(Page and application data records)
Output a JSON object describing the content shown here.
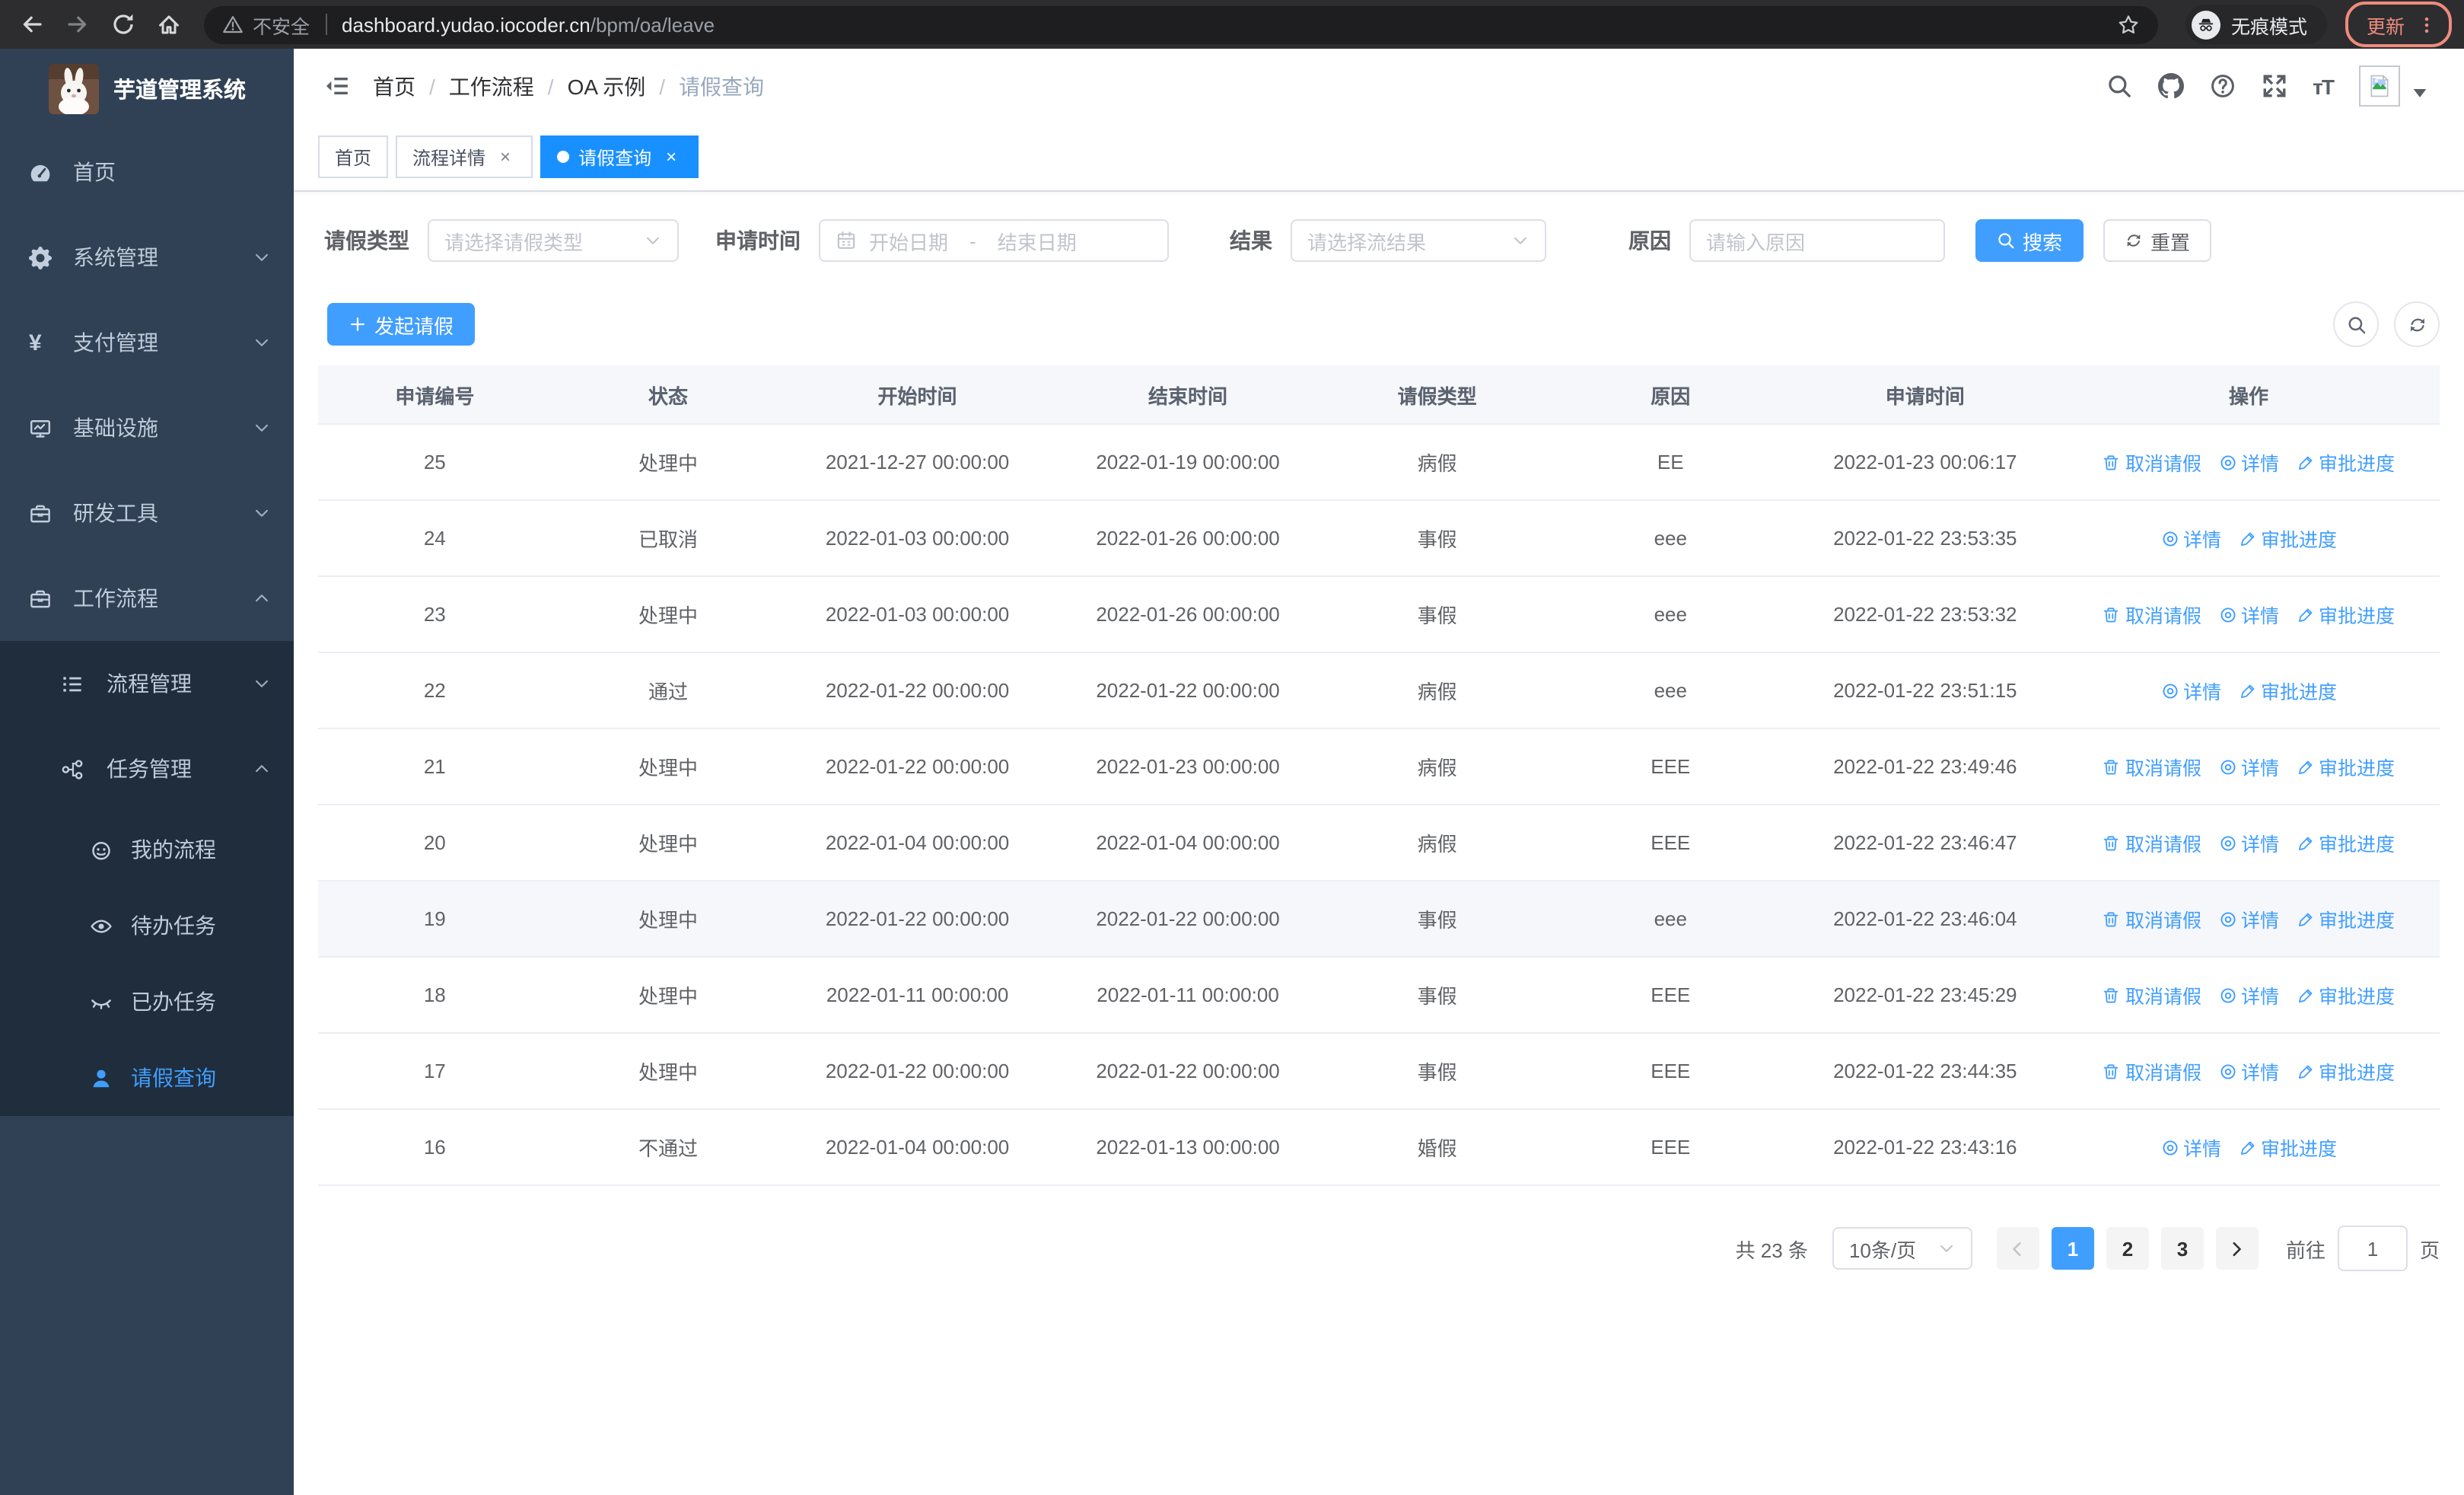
{
  "browser": {
    "security_label": "不安全",
    "url_host": "dashboard.yudao.iocoder.cn",
    "url_path": "/bpm/oa/leave",
    "incognito_label": "无痕模式",
    "update_label": "更新"
  },
  "sidebar": {
    "logo_title": "芋道管理系统",
    "menu": [
      {
        "label": "首页",
        "icon": "dashboard-icon",
        "level": 1
      },
      {
        "label": "系统管理",
        "icon": "gear-icon",
        "level": 1,
        "arrow": "down"
      },
      {
        "label": "支付管理",
        "icon": "yen-icon",
        "level": 1,
        "arrow": "down"
      },
      {
        "label": "基础设施",
        "icon": "monitor-icon",
        "level": 1,
        "arrow": "down"
      },
      {
        "label": "研发工具",
        "icon": "toolbox-icon",
        "level": 1,
        "arrow": "down"
      },
      {
        "label": "工作流程",
        "icon": "briefcase-icon",
        "level": 1,
        "arrow": "up"
      },
      {
        "label": "流程管理",
        "icon": "list-tree-icon",
        "level": 2,
        "arrow": "down"
      },
      {
        "label": "任务管理",
        "icon": "flow-icon",
        "level": 2,
        "arrow": "up"
      },
      {
        "label": "我的流程",
        "icon": "robot-icon",
        "level": 3
      },
      {
        "label": "待办任务",
        "icon": "eye-open-icon",
        "level": 3
      },
      {
        "label": "已办任务",
        "icon": "eye-closed-icon",
        "level": 3
      },
      {
        "label": "请假查询",
        "icon": "user-icon",
        "level": 3,
        "active": true
      }
    ]
  },
  "header": {
    "breadcrumbs": [
      "首页",
      "工作流程",
      "OA 示例",
      "请假查询"
    ],
    "icons": [
      "search",
      "github",
      "help",
      "fullscreen",
      "font-size",
      "avatar"
    ]
  },
  "tabs": [
    {
      "label": "首页",
      "closable": false,
      "active": false
    },
    {
      "label": "流程详情",
      "closable": true,
      "active": false
    },
    {
      "label": "请假查询",
      "closable": true,
      "active": true
    }
  ],
  "filters": {
    "leave_type_label": "请假类型",
    "leave_type_placeholder": "请选择请假类型",
    "apply_time_label": "申请时间",
    "start_date_placeholder": "开始日期",
    "date_separator": "-",
    "end_date_placeholder": "结束日期",
    "result_label": "结果",
    "result_placeholder": "请选择流结果",
    "reason_label": "原因",
    "reason_placeholder": "请输入原因",
    "search_label": "搜索",
    "reset_label": "重置"
  },
  "toolbar": {
    "create_label": "发起请假"
  },
  "table": {
    "columns": [
      "申请编号",
      "状态",
      "开始时间",
      "结束时间",
      "请假类型",
      "原因",
      "申请时间",
      "操作"
    ],
    "action_labels": {
      "cancel": "取消请假",
      "detail": "详情",
      "progress": "审批进度"
    },
    "rows": [
      {
        "id": "25",
        "status": "处理中",
        "start": "2021-12-27 00:00:00",
        "end": "2022-01-19 00:00:00",
        "type": "病假",
        "reason": "EE",
        "applied": "2022-01-23 00:06:17",
        "actions": [
          "cancel",
          "detail",
          "progress"
        ]
      },
      {
        "id": "24",
        "status": "已取消",
        "start": "2022-01-03 00:00:00",
        "end": "2022-01-26 00:00:00",
        "type": "事假",
        "reason": "eee",
        "applied": "2022-01-22 23:53:35",
        "actions": [
          "detail",
          "progress"
        ]
      },
      {
        "id": "23",
        "status": "处理中",
        "start": "2022-01-03 00:00:00",
        "end": "2022-01-26 00:00:00",
        "type": "事假",
        "reason": "eee",
        "applied": "2022-01-22 23:53:32",
        "actions": [
          "cancel",
          "detail",
          "progress"
        ]
      },
      {
        "id": "22",
        "status": "通过",
        "start": "2022-01-22 00:00:00",
        "end": "2022-01-22 00:00:00",
        "type": "病假",
        "reason": "eee",
        "applied": "2022-01-22 23:51:15",
        "actions": [
          "detail",
          "progress"
        ]
      },
      {
        "id": "21",
        "status": "处理中",
        "start": "2022-01-22 00:00:00",
        "end": "2022-01-23 00:00:00",
        "type": "病假",
        "reason": "EEE",
        "applied": "2022-01-22 23:49:46",
        "actions": [
          "cancel",
          "detail",
          "progress"
        ]
      },
      {
        "id": "20",
        "status": "处理中",
        "start": "2022-01-04 00:00:00",
        "end": "2022-01-04 00:00:00",
        "type": "病假",
        "reason": "EEE",
        "applied": "2022-01-22 23:46:47",
        "actions": [
          "cancel",
          "detail",
          "progress"
        ]
      },
      {
        "id": "19",
        "status": "处理中",
        "start": "2022-01-22 00:00:00",
        "end": "2022-01-22 00:00:00",
        "type": "事假",
        "reason": "eee",
        "applied": "2022-01-22 23:46:04",
        "actions": [
          "cancel",
          "detail",
          "progress"
        ],
        "highlight": true
      },
      {
        "id": "18",
        "status": "处理中",
        "start": "2022-01-11 00:00:00",
        "end": "2022-01-11 00:00:00",
        "type": "事假",
        "reason": "EEE",
        "applied": "2022-01-22 23:45:29",
        "actions": [
          "cancel",
          "detail",
          "progress"
        ]
      },
      {
        "id": "17",
        "status": "处理中",
        "start": "2022-01-22 00:00:00",
        "end": "2022-01-22 00:00:00",
        "type": "事假",
        "reason": "EEE",
        "applied": "2022-01-22 23:44:35",
        "actions": [
          "cancel",
          "detail",
          "progress"
        ]
      },
      {
        "id": "16",
        "status": "不通过",
        "start": "2022-01-04 00:00:00",
        "end": "2022-01-13 00:00:00",
        "type": "婚假",
        "reason": "EEE",
        "applied": "2022-01-22 23:43:16",
        "actions": [
          "detail",
          "progress"
        ]
      }
    ]
  },
  "pagination": {
    "total_label": "共 23 条",
    "page_size": "10条/页",
    "pages": [
      "1",
      "2",
      "3"
    ],
    "current_page": "1",
    "goto_label": "前往",
    "goto_value": "1",
    "page_unit": "页"
  },
  "colors": {
    "primary": "#409eff",
    "tab_active": "#1890ff",
    "sidebar_bg": "#304156",
    "submenu_bg": "#1f2d3d",
    "update_button": "#ef8b7c"
  }
}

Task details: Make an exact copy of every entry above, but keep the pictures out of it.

Answer section:
Output a JSON object describing the content shown here.
{
  "browser": {
    "security_label": "不安全",
    "url_host": "dashboard.yudao.iocoder.cn",
    "url_path": "/bpm/oa/leave",
    "incognito_label": "无痕模式",
    "update_label": "更新"
  },
  "sidebar": {
    "logo_title": "芋道管理系统",
    "menu": [
      {
        "label": "首页",
        "icon": "dashboard-icon",
        "level": 1
      },
      {
        "label": "系统管理",
        "icon": "gear-icon",
        "level": 1,
        "arrow": "down"
      },
      {
        "label": "支付管理",
        "icon": "yen-icon",
        "level": 1,
        "arrow": "down"
      },
      {
        "label": "基础设施",
        "icon": "monitor-icon",
        "level": 1,
        "arrow": "down"
      },
      {
        "label": "研发工具",
        "icon": "toolbox-icon",
        "level": 1,
        "arrow": "down"
      },
      {
        "label": "工作流程",
        "icon": "briefcase-icon",
        "level": 1,
        "arrow": "up"
      },
      {
        "label": "流程管理",
        "icon": "list-tree-icon",
        "level": 2,
        "arrow": "down"
      },
      {
        "label": "任务管理",
        "icon": "flow-icon",
        "level": 2,
        "arrow": "up"
      },
      {
        "label": "我的流程",
        "icon": "robot-icon",
        "level": 3
      },
      {
        "label": "待办任务",
        "icon": "eye-open-icon",
        "level": 3
      },
      {
        "label": "已办任务",
        "icon": "eye-closed-icon",
        "level": 3
      },
      {
        "label": "请假查询",
        "icon": "user-icon",
        "level": 3,
        "active": true
      }
    ]
  },
  "header": {
    "breadcrumbs": [
      "首页",
      "工作流程",
      "OA 示例",
      "请假查询"
    ],
    "icons": [
      "search",
      "github",
      "help",
      "fullscreen",
      "font-size",
      "avatar"
    ]
  },
  "tabs": [
    {
      "label": "首页",
      "closable": false,
      "active": false
    },
    {
      "label": "流程详情",
      "closable": true,
      "active": false
    },
    {
      "label": "请假查询",
      "closable": true,
      "active": true
    }
  ],
  "filters": {
    "leave_type_label": "请假类型",
    "leave_type_placeholder": "请选择请假类型",
    "apply_time_label": "申请时间",
    "start_date_placeholder": "开始日期",
    "date_separator": "-",
    "end_date_placeholder": "结束日期",
    "result_label": "结果",
    "result_placeholder": "请选择流结果",
    "reason_label": "原因",
    "reason_placeholder": "请输入原因",
    "search_label": "搜索",
    "reset_label": "重置"
  },
  "toolbar": {
    "create_label": "发起请假"
  },
  "table": {
    "columns": [
      "申请编号",
      "状态",
      "开始时间",
      "结束时间",
      "请假类型",
      "原因",
      "申请时间",
      "操作"
    ],
    "action_labels": {
      "cancel": "取消请假",
      "detail": "详情",
      "progress": "审批进度"
    },
    "rows": [
      {
        "id": "25",
        "status": "处理中",
        "start": "2021-12-27 00:00:00",
        "end": "2022-01-19 00:00:00",
        "type": "病假",
        "reason": "EE",
        "applied": "2022-01-23 00:06:17",
        "actions": [
          "cancel",
          "detail",
          "progress"
        ]
      },
      {
        "id": "24",
        "status": "已取消",
        "start": "2022-01-03 00:00:00",
        "end": "2022-01-26 00:00:00",
        "type": "事假",
        "reason": "eee",
        "applied": "2022-01-22 23:53:35",
        "actions": [
          "detail",
          "progress"
        ]
      },
      {
        "id": "23",
        "status": "处理中",
        "start": "2022-01-03 00:00:00",
        "end": "2022-01-26 00:00:00",
        "type": "事假",
        "reason": "eee",
        "applied": "2022-01-22 23:53:32",
        "actions": [
          "cancel",
          "detail",
          "progress"
        ]
      },
      {
        "id": "22",
        "status": "通过",
        "start": "2022-01-22 00:00:00",
        "end": "2022-01-22 00:00:00",
        "type": "病假",
        "reason": "eee",
        "applied": "2022-01-22 23:51:15",
        "actions": [
          "detail",
          "progress"
        ]
      },
      {
        "id": "21",
        "status": "处理中",
        "start": "2022-01-22 00:00:00",
        "end": "2022-01-23 00:00:00",
        "type": "病假",
        "reason": "EEE",
        "applied": "2022-01-22 23:49:46",
        "actions": [
          "cancel",
          "detail",
          "progress"
        ]
      },
      {
        "id": "20",
        "status": "处理中",
        "start": "2022-01-04 00:00:00",
        "end": "2022-01-04 00:00:00",
        "type": "病假",
        "reason": "EEE",
        "applied": "2022-01-22 23:46:47",
        "actions": [
          "cancel",
          "detail",
          "progress"
        ]
      },
      {
        "id": "19",
        "status": "处理中",
        "start": "2022-01-22 00:00:00",
        "end": "2022-01-22 00:00:00",
        "type": "事假",
        "reason": "eee",
        "applied": "2022-01-22 23:46:04",
        "actions": [
          "cancel",
          "detail",
          "progress"
        ],
        "highlight": true
      },
      {
        "id": "18",
        "status": "处理中",
        "start": "2022-01-11 00:00:00",
        "end": "2022-01-11 00:00:00",
        "type": "事假",
        "reason": "EEE",
        "applied": "2022-01-22 23:45:29",
        "actions": [
          "cancel",
          "detail",
          "progress"
        ]
      },
      {
        "id": "17",
        "status": "处理中",
        "start": "2022-01-22 00:00:00",
        "end": "2022-01-22 00:00:00",
        "type": "事假",
        "reason": "EEE",
        "applied": "2022-01-22 23:44:35",
        "actions": [
          "cancel",
          "detail",
          "progress"
        ]
      },
      {
        "id": "16",
        "status": "不通过",
        "start": "2022-01-04 00:00:00",
        "end": "2022-01-13 00:00:00",
        "type": "婚假",
        "reason": "EEE",
        "applied": "2022-01-22 23:43:16",
        "actions": [
          "detail",
          "progress"
        ]
      }
    ]
  },
  "pagination": {
    "total_label": "共 23 条",
    "page_size": "10条/页",
    "pages": [
      "1",
      "2",
      "3"
    ],
    "current_page": "1",
    "goto_label": "前往",
    "goto_value": "1",
    "page_unit": "页"
  },
  "colors": {
    "primary": "#409eff",
    "tab_active": "#1890ff",
    "sidebar_bg": "#304156",
    "submenu_bg": "#1f2d3d",
    "update_button": "#ef8b7c"
  }
}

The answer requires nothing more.